Washington D.C. – Today in a hearing of the Subcommittee on Research and Technology, National Science Foundation (NSF) Director France Córdova declared her support for a legislative effort to promote a “national interest standard” for taxpayer-funded research grants that is aligned with the original 1950 legislation that created the NSF. The hearing also focused broadly on the fiscal year 2016 budget proposals for NSF and the National Institute of Standards and Technology (NIST).
Chairman Lamar Smith (R-Texas): “Our challenge is to set funding priorities that ensure America remains first in the global marketplace of ideas and products, without misusing the American people’s hard-earned tax dollars. I applaud the efforts by NSF to improve transparency and accountability. It appears the new NSF policy parallels a significant provision of the FIRST Act approved by this Committee last fall.”
The FIRST Act provision would require NSF to publish a justification for each funded grant that sets forth the project’s scientific merit and national interest. NSF’s new policy acknowledges the need for agency to communicate clearly and in non-technical terms when the agency describes the research projects it funds.
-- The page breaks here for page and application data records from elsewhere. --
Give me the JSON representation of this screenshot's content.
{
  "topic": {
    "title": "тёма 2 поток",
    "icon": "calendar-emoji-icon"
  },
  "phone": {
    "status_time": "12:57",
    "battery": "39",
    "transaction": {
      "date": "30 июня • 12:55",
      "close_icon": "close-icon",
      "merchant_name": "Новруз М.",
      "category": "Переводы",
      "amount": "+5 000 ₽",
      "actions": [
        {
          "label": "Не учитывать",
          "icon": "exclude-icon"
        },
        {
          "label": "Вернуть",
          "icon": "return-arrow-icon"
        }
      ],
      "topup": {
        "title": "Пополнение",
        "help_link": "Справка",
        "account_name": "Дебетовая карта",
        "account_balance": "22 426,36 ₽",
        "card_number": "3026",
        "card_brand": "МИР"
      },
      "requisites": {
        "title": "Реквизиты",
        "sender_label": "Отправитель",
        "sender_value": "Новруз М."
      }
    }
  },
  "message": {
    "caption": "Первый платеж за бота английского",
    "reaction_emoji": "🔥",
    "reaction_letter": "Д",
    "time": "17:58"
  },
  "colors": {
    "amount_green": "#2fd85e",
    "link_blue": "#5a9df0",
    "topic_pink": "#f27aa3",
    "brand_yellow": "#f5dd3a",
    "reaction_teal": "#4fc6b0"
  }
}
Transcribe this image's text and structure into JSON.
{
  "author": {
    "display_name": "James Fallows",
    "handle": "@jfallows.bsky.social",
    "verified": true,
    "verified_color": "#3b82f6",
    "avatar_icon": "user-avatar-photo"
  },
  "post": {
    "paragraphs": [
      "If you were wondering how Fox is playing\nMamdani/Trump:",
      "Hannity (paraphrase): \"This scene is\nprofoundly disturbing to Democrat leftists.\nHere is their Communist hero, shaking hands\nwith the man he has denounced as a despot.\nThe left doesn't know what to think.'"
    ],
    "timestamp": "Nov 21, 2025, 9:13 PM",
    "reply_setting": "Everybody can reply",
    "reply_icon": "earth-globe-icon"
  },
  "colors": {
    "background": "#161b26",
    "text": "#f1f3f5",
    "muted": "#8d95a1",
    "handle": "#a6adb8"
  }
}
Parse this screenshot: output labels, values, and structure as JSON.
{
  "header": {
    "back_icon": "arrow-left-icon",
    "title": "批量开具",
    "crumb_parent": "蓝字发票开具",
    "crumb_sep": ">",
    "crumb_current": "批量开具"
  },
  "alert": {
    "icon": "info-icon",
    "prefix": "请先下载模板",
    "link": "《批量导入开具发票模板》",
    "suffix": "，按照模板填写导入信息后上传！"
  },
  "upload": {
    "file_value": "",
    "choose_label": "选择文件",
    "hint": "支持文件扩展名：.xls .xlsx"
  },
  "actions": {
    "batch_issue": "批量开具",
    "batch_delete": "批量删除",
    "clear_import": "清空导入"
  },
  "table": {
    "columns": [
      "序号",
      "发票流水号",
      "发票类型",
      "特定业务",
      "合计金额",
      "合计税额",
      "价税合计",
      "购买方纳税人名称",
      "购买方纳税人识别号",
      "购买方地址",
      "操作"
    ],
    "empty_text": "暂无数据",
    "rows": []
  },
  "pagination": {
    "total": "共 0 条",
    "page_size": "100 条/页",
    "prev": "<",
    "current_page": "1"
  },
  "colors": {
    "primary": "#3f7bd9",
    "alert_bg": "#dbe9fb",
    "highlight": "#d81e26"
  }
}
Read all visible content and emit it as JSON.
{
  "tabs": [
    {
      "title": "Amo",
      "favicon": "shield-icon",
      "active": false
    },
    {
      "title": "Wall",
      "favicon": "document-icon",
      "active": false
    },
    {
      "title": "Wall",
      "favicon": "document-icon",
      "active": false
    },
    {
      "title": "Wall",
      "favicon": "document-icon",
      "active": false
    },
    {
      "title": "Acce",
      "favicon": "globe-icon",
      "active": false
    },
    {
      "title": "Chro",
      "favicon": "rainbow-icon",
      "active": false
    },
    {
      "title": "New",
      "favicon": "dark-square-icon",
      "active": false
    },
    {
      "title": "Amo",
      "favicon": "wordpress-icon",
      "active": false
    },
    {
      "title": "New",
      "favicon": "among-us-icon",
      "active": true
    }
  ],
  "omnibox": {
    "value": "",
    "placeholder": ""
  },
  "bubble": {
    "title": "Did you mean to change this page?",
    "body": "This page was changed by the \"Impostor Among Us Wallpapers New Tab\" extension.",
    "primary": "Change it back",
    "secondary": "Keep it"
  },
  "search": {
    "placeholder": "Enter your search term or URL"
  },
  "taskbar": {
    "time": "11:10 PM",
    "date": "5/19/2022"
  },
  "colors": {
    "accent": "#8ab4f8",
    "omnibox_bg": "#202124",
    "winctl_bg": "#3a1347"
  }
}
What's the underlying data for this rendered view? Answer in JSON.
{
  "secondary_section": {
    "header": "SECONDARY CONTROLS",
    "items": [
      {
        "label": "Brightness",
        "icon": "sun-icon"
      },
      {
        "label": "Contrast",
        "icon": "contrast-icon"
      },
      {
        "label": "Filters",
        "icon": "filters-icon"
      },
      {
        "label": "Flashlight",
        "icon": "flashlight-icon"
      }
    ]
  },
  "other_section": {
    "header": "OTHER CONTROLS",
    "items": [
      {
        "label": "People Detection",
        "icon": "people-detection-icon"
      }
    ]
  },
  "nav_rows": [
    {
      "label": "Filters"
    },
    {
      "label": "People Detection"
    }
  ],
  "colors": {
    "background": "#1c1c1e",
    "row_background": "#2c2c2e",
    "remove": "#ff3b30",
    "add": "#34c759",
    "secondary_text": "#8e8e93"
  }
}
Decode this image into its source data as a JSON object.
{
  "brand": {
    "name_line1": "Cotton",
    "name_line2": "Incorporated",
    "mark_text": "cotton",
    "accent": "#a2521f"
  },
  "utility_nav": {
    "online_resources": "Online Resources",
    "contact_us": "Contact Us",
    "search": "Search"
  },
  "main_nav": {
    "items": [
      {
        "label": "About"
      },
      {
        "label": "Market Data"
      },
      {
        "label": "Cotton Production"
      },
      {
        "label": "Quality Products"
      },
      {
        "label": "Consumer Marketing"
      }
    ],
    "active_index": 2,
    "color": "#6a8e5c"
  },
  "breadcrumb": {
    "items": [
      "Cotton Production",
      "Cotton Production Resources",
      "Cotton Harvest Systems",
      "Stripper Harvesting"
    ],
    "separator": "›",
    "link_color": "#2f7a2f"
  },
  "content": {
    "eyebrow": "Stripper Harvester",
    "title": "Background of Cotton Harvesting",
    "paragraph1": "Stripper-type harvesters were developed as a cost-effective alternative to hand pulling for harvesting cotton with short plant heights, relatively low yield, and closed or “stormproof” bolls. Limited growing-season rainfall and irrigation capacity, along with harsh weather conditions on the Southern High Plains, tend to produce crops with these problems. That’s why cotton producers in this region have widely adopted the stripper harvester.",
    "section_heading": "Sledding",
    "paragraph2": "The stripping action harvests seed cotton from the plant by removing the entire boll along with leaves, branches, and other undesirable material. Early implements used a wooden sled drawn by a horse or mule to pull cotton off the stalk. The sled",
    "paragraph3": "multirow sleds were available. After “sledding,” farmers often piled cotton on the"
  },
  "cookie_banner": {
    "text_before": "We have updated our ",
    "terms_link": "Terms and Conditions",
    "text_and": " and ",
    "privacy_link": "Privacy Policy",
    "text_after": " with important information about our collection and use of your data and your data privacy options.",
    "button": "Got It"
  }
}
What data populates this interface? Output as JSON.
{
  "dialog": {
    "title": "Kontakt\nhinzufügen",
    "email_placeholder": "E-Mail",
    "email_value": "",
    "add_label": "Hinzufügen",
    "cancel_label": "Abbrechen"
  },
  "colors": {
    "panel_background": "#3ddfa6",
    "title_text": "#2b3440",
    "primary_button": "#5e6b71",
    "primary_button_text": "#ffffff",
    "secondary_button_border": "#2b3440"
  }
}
The new policy also emphasizes that the title and abstract for each funded grant should act as the public justification for NSF funding.
In a question posed to Dr. Córdova, Chairman Smith asked if she supported a legislative effort that would create a “national interest standard” for taxpayer-funded research grants. Dr. Córdova said the national interest provision in the FIRST Act is “very similar and compatible with NSF’s internal guidelines.”
Research and Technology Subcommittee Chairwoman Barbara Comstock (R-Va.): “Basic research is about good jobs and a secure future. We want to be strong advocates for federal support of basic research that advances science in the national interest. But in this budget environment, just maintaining the current level of basic research support is a big challenge. We have a constitutional obligation and a responsibility to ensure every dollar allocated for scientific research is spent as effectively and efficiently as possible.
“This Committee has a long, bipartisan record of support for NIST and its contributions to research and development. Just last year the House passed a bipartisan reauthorization of the Institute. But a 30 percent increase will be difficult to achieve and would require significant changes in other areas.”
The fiscal year 2016 budget request for NSF totals $7.7 billion, an increase of five percent over the fiscal year 2015 enacted level. The fiscal year 2016 budget request for NIST totals $1.1 billion, an increase of $255 million or almost 30 percent from the fiscal year 2015 enacted level. The requested increase at NIST would be devoted in large part to bolster advanced manufacturing initiatives.
For more information on today’s hearing, including witness testimony and a link to the archived webcast, visit the Science, Space, and Technology Committee website.